[time-nuts] 5370B on eBay, carrier phase tracking GPS receiver
cfmd at bredband.net
Sun Feb 18 23:12:59 EST 2007
From: Dr Bruce Griffiths <bruce.griffiths at xtra.co.nz>
Subject: Re: [time-nuts] 5370B on eBay, carrier phase tracking GPS receiver
Date: Mon, 19 Feb 2007 16:53:55 +1300
Message-ID: <45D91F53.8080405 at xtra.co.nz>
> Brooke Clarke wrote:
> > Hi Bruce:
> > Is there a paper describing the method?
> > Have Fun,
> > Brooke Clarke
> > Have Fun,
> > Brooke
> > w/Java http://www.PRC68.com
> > w/o Java http://www.pacificsites.com/~brooke/PRC68COM.shtml
> > http://www.precisionclock.com
> > Dr Bruce Griffiths wrote:
> Yes I think that Magnus posted it some time ago:
There is another paper just before it. There is also a patent for a specific
form of implementation.
> Note they used an Oncore VP, the Superstar has a better carrier phase
What they did was that they hooked their Oncore VPs up to cesium beams for
test purposes.

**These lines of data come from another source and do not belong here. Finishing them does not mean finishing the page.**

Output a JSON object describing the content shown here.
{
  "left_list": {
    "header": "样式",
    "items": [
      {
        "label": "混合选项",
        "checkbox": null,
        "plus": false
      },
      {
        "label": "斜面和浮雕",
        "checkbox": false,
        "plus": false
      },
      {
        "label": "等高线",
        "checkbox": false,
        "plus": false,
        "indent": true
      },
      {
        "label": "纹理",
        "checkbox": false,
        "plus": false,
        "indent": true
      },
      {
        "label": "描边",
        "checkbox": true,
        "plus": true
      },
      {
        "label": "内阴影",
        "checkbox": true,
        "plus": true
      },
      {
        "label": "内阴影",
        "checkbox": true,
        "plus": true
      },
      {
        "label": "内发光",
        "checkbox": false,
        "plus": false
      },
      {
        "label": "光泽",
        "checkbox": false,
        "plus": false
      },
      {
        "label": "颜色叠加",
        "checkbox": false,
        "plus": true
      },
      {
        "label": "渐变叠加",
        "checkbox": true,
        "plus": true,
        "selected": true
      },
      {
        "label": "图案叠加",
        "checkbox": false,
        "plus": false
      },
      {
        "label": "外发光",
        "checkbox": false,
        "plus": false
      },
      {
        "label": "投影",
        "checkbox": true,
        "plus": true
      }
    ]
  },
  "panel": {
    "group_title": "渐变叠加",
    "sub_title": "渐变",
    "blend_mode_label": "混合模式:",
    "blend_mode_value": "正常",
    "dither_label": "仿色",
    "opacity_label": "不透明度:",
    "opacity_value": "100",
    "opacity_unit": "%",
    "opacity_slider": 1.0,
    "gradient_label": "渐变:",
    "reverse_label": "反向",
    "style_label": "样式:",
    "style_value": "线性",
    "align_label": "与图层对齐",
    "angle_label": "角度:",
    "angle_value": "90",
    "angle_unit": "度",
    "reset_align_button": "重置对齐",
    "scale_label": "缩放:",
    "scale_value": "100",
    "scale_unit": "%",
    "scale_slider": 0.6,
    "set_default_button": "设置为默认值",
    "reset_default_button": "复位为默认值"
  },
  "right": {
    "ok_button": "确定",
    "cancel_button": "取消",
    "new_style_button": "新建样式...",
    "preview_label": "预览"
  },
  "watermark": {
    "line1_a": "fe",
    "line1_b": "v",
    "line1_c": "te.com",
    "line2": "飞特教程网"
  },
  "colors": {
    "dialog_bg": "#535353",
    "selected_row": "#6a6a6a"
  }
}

Locking that clock with a not-so-perfect but sufficient for
the task ratio.
You can do about the same without too much difficulty, but the Allstar,
Superstar and Superstar II receivers belong to those that is built out of the
Zarlink chipsets which all feature an interesting issue, the use of a 10 MHz
TCXO. Now, this frequency should be fairly know to us time-nuts, no? ;)
Wiring in an externally supplied 10 MHz should not be all that difficult.
The receiver is now effectively a high resolution phase comparator between the
selected sats and the timing source used for reference. The PPS output of the
receiver is not used for reference, but rather the carrier phase pseudo-ranges.
Either you tap the pseudo-range data out and do the dirty stuff outside, or
you have the receiver do all the calculations. Having a reciever do some
interesting corrections on pseudoranges may be a bit harder thought.
Anyway, if you do things properly, it will be a much better solution than
looking at that PPS.
More information about the time-nuts